Eventually we have a rough understanding of Yvonne’s thoughts so I begin to talk about things that have inspired me recently. Materials, fabrics, objects, shows and anything that I feel could be important for the new season. All this information is handed to Davin who goes away for a month or so and writes a poem for us. Sometimes it has a link to what we discussed initially, sometimes only the faintest trace is recognisable. Either way, once we receive Davin’s poem, it becomes gospel for the season. All colours, materials, and even silhouette designs link back to the poem. I’ve always loved working this way. We’re about to get Davin’s latest work, I can’t wait to read it and get started.
UO: Beyond the aesthetic inspiration of your creations, it seems the bags have been constructed in a very detailed and intelligent way. Tell us a little but more about the fabrics and added extras that ensure Stighlorgan bags last a very long time…
C: Of all the garments that you can own, a bag is the one that gets dragged across the floor, grabbed of a chair in a hurry, opened and closed a million times a day – they take a real beating. So, being clever about the design and maximising the length of time that a bag can service your needs is key to us.

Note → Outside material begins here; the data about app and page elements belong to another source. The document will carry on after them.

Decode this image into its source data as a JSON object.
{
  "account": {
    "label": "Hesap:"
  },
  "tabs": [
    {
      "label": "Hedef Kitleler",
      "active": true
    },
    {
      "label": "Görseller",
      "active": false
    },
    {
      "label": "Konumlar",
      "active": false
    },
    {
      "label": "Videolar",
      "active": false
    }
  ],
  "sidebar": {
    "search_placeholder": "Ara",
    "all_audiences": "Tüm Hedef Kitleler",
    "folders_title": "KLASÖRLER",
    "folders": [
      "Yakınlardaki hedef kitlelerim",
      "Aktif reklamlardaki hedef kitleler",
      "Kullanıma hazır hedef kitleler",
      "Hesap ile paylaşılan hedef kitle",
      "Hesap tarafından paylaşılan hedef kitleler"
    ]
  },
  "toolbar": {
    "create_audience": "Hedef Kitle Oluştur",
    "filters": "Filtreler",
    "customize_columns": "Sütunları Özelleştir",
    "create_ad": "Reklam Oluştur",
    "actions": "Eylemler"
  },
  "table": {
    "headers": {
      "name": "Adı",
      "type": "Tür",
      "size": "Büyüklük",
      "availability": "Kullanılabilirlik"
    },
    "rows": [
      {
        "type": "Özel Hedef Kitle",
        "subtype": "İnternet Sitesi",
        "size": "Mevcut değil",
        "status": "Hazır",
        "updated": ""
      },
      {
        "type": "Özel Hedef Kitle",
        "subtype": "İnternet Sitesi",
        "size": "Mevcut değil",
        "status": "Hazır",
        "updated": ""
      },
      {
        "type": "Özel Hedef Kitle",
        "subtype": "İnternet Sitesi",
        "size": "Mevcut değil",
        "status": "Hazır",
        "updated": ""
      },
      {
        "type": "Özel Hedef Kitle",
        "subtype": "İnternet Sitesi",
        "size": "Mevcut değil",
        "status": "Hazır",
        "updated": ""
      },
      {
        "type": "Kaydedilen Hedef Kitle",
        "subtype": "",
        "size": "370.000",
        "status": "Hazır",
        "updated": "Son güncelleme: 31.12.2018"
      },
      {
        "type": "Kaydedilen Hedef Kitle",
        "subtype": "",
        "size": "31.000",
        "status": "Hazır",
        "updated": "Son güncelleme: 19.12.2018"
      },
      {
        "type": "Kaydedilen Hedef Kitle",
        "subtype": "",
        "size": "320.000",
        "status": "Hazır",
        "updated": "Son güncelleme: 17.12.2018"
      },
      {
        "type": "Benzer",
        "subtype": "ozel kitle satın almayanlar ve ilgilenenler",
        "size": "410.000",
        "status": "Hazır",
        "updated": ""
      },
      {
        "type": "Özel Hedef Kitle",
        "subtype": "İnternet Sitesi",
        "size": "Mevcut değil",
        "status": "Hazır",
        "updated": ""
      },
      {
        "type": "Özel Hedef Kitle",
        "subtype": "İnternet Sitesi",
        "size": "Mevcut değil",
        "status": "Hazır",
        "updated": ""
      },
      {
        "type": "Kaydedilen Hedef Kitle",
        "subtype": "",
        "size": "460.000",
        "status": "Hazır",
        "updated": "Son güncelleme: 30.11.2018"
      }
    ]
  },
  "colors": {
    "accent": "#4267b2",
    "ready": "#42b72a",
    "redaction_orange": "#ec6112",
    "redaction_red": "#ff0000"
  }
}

We focus on weight distribution, shoulder strap direction movement, following strain points with reinforced seams, applying hidden structural tape to leather loops, and many more things that make a good bag tick. Beyond this it’s a case of choosing your materials carefully – some are suitable for shoulder strap loops, others aren’t and you need to know which will do the job best. We custom make almost all our materials and this is a hugely important part of keeping quality high.
UO: Do you think backpacks and bags have become increasingly more prominent in terms of how people layer them into their personal style?
C: People change their clothing every day. A bag however is a trusty companion that you wear all the time. It’s a sidekick that holds all your gear safe and adapts to your daily routine. I’m very happy to see how the market has really turned its attention to bags over the last few years. There is now an understanding that a bag is an important part, if not one of the most important parts of your outfit, and finding the right one is suitably important.
I also like how bags have taken the heat off finding a comfortable yet interesting outfit. If all you want to wear is a pair of your favourite raw denim jeans and a plain white T-shirt, you can now make your bag or backpack a prominent part of your style.
UO: Let’s get personal – what’s the contents of your bag right now?
C: My backpack currently contains; my Paul Smith pen, Sugino wheel wrench, Park tool tire lever, mini carbon fibre bike pump, a light bulb (no idea why), a pack of AA batteries, Fred Perry leather gloves, Stighlorgan scarf, a vintage Tootal scarf, a moleskin sketch book, and last but not least a MacBook.
UO: Hold up, what’s that you’re sipping on?
C: We stock Club Mate at the shop; a German ice tea made from Yerba mate. Its high caffeine, low sugar and has only natural ingredients. It’s a great alternative to coffee, morning or night. With the train seats being a good spot for friends and customers to hang out we were originally going to have a coffee counter in here, but I preferred the idea of a drinks cooler (and beer cooler if we decide to apply for a license).